A prodigy from a young age, Jones walked, talked, chewed, and took infield like a ball player from the moment he showed up on the scene. He stalked the field with a casual fierceness that the best position players exhibit. Some took it as arrogance.
Maybe it was. But it wasn’t the kind of arrogance that was off-putting to his teammates, that we could tell, anyway. It’s hard to be seen as a prim-a-donna when your jersey gets dirty for 19 years, with much of that time out there while you’re hurt and still producing.

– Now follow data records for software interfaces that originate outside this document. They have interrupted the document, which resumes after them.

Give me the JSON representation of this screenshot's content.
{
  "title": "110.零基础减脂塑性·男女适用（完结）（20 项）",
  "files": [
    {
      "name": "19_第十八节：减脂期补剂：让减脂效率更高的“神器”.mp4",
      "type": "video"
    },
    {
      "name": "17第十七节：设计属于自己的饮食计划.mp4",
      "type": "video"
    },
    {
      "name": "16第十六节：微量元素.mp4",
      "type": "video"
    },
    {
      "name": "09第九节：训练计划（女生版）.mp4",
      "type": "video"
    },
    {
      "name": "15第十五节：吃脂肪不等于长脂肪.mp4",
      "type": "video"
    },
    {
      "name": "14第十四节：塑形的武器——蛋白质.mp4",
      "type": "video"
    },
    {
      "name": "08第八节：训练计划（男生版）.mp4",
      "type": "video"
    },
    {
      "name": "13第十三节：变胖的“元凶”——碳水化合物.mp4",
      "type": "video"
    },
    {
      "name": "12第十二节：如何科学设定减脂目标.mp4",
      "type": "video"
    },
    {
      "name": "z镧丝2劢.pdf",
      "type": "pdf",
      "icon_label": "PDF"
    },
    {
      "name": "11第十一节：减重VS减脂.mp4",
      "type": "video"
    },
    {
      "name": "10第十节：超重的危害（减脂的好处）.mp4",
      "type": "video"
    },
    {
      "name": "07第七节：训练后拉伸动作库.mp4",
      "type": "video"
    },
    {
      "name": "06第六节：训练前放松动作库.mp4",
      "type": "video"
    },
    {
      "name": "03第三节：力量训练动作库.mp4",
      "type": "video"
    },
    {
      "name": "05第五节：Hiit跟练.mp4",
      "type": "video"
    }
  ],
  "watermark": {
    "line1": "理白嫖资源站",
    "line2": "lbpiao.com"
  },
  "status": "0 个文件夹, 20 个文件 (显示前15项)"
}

Number 10 has a ridiculous stat line. I’m not going to go into it here, but dude is the inarguable 2nd best switch-hitter of all time in Major League Baseball, who hit for power and average, and the only Brave who can compare to him for long-term clutch hitting is the great Henry Aaron. Dude won the batting title at 36 years old.
But Chipper meant more than just his production to our beloved Atlanta Braves. For anyone who grew up in the south playing this game, his southern swag, his way of going about playing each game, reminded us of what the best looked like. We all had that kid on our team who had pop and could field and pitch. They had that swagger. They just didn’t have the preternatural 6-4 frame and acumen to do it at that level. But Chipper reminded us of that feeling.
We also grew old with Chipper. As he went from being the young talent that Cox, Smoltz, Glavine, Pendleton, McGriff and Maddux had to marshal and teach, to the club-house leader when those vested veterans, and HOFers, left the team, we matured with Jones. The grey hairs came in. He couldn’t run as fast. He was hurt more. But he never quit. If the team needed him, he was out there, if he physically could be. And when he was out there, he helped them. He was never a liability. Old, broken, hobbled, bruised, it didn’t matter. He was that good.
There are thousands upon thousands of words that Atlanta Braves fans could write about Chipper Jones. Some may attempt it. But I will leave it here: Chipper Jones is one of the greatest Major League Baseball players of all time. He is one of the greatest Atlanta Braves of all time. And I still miss watching him play his game.
Congrats, Chipper. And, thank you.